anyway, back to the Helen Lempriere and the esteemed Todd Mcmillan.

I picked it. in fact I picked it months ago when Zanny told me who the finalists were, I knew it would be Todd that won. and today when the office thought about running a sweep to see who the winner would be, again I said it would be Todd. I had to say it quietly ‘cos I didn’t want Jaki to feel like I wasn’t hoping that she win, but when you’ve got a gut feeling, you’ve got a gut feeling. Next year I’m going to start taking bets.

I’m usually extremely cynical about these kinds of things – the whole show was full, and I mean chock-full of the it-kids of the Sydney art scene right now – artists who are at the peak of their game and producing some really cool shit, but they’re also the names you’re hearing a lot of, so I could easily have whinged and bitched about the winner. and I know that todd is also part of the ‘in’ crowd, but I’m not going to begrudge him this success. he seems like a good guy, plays a good game of netball and isn’t afraid to give his dad a hug, or stand in boxer shorts. artistically he’s also sincere. and I like seeing work that is sincere. ernest even. but not so serious that there isn’t a wry smile in there somewhere.

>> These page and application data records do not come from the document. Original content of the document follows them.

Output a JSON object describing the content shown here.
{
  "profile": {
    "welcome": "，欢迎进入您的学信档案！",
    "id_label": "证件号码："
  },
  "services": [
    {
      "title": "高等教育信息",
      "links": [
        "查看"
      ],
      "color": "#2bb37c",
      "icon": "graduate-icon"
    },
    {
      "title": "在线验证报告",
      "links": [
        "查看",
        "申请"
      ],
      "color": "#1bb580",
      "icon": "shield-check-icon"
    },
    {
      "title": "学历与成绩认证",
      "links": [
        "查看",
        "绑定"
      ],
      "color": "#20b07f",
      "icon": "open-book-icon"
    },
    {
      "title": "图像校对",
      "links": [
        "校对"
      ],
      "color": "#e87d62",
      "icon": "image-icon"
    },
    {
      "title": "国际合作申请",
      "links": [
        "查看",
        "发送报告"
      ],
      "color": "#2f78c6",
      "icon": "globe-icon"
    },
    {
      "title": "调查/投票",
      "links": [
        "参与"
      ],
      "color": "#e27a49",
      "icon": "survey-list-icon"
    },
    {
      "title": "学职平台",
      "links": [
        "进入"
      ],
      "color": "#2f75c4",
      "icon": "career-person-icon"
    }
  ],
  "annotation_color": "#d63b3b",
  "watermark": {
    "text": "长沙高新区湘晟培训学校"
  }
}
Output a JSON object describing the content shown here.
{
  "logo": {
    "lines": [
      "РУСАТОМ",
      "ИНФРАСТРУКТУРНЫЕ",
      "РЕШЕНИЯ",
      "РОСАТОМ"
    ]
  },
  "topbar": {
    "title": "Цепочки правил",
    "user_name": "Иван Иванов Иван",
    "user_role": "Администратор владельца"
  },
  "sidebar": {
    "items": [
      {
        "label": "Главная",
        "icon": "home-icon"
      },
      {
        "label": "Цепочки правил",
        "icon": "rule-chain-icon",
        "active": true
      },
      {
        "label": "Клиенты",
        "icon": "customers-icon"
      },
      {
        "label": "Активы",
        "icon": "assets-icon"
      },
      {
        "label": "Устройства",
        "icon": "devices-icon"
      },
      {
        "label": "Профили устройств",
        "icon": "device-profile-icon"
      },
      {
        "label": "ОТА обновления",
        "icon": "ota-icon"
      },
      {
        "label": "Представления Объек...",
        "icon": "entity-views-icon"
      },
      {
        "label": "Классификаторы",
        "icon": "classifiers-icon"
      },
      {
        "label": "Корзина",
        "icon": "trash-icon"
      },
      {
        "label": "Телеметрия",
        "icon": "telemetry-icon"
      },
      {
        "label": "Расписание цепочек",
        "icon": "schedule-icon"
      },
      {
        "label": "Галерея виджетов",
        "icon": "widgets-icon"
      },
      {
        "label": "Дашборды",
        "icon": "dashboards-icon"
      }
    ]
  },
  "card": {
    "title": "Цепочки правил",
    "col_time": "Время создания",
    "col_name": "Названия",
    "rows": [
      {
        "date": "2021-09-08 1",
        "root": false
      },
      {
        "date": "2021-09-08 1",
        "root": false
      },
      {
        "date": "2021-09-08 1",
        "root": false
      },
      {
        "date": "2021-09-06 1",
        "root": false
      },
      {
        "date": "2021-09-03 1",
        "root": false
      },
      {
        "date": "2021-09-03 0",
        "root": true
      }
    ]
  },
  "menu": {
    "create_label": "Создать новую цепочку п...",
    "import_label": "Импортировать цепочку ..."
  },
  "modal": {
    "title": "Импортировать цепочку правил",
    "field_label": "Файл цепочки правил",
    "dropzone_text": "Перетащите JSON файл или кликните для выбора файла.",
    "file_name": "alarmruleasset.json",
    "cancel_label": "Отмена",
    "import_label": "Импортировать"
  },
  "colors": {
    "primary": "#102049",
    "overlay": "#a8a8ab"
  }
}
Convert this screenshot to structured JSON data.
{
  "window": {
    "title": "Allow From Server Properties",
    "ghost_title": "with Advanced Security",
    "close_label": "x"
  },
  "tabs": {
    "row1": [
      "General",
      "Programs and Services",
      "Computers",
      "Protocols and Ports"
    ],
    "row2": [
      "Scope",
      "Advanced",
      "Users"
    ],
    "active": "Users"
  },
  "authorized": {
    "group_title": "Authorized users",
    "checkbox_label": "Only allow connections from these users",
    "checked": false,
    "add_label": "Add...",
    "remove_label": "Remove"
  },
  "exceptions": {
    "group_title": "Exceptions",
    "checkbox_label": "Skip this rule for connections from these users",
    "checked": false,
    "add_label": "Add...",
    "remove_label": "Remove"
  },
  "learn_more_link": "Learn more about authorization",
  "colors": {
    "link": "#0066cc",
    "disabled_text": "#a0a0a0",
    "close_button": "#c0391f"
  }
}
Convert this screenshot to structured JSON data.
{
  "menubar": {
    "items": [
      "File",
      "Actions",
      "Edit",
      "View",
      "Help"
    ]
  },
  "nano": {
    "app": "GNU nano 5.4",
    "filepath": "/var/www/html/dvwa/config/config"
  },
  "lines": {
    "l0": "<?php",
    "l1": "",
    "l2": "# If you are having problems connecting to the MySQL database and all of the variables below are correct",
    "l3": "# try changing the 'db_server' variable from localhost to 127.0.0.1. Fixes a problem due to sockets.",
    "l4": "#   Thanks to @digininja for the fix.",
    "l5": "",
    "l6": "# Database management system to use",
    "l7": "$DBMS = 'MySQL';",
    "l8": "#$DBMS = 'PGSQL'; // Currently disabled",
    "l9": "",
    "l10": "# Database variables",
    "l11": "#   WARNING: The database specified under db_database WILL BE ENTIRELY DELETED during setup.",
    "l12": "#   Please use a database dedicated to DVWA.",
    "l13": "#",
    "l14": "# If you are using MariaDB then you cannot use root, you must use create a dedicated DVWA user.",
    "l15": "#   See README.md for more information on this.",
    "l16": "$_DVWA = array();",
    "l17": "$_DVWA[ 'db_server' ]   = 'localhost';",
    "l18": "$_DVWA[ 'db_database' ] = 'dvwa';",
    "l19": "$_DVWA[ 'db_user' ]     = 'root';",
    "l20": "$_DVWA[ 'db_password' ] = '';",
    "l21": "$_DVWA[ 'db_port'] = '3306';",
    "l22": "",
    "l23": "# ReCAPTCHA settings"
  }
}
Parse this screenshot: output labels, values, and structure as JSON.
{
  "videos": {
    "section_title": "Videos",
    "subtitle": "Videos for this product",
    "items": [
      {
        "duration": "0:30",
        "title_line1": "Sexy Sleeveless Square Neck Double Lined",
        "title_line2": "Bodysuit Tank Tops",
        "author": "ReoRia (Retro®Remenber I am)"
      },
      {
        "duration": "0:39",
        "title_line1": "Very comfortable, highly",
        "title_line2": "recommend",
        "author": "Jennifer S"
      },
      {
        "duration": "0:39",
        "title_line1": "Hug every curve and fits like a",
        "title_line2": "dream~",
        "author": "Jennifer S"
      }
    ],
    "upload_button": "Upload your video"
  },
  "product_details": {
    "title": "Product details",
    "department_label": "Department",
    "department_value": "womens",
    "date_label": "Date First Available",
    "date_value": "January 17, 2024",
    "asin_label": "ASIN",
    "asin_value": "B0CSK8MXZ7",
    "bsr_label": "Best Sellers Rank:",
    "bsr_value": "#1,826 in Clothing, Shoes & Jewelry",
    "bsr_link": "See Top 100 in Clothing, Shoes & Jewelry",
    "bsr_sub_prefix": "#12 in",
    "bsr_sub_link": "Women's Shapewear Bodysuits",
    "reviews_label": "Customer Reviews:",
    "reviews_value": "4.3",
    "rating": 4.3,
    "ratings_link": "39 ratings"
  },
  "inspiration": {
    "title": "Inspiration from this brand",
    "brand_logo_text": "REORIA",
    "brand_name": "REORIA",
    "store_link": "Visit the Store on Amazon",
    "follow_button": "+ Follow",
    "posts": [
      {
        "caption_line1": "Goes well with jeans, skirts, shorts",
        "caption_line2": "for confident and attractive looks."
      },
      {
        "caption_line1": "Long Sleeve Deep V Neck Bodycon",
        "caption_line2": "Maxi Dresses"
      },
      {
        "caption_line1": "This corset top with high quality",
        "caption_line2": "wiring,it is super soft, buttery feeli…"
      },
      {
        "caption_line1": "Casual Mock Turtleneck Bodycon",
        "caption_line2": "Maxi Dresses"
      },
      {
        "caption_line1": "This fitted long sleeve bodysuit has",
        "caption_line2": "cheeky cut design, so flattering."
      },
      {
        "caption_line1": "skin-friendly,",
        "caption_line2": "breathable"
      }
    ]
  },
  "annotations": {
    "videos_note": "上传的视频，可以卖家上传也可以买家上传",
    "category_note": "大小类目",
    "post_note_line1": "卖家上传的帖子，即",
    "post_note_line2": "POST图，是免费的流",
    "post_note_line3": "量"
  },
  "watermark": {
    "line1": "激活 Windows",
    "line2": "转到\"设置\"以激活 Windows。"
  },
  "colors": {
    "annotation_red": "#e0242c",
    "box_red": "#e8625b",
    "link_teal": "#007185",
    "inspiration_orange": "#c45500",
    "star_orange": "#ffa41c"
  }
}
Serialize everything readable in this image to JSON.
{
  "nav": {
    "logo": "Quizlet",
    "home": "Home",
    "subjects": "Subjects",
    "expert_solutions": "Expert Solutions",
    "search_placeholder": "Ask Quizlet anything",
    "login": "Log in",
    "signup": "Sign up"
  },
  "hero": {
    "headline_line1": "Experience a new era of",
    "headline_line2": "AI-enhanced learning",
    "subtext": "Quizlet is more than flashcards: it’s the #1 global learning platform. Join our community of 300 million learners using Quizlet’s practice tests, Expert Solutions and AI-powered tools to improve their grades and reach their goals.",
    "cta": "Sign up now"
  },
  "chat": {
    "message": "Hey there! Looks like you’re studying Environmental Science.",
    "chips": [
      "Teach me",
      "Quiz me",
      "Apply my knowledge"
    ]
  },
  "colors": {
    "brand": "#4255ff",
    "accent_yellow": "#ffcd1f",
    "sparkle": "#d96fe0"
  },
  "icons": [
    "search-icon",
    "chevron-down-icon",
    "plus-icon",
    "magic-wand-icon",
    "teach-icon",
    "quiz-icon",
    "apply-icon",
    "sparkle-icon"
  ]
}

I’m pleased he won the prize. as they kept banging on in the speeches, the prize has been going a really long time and is one of the largest prizes for emerging artists and it feels nice for once to know that it’s gone to someone who deserves it.

and to someone who chooses his friends by the colour of their hair.

thanks for subscribing to she sees red by lauren brown. xx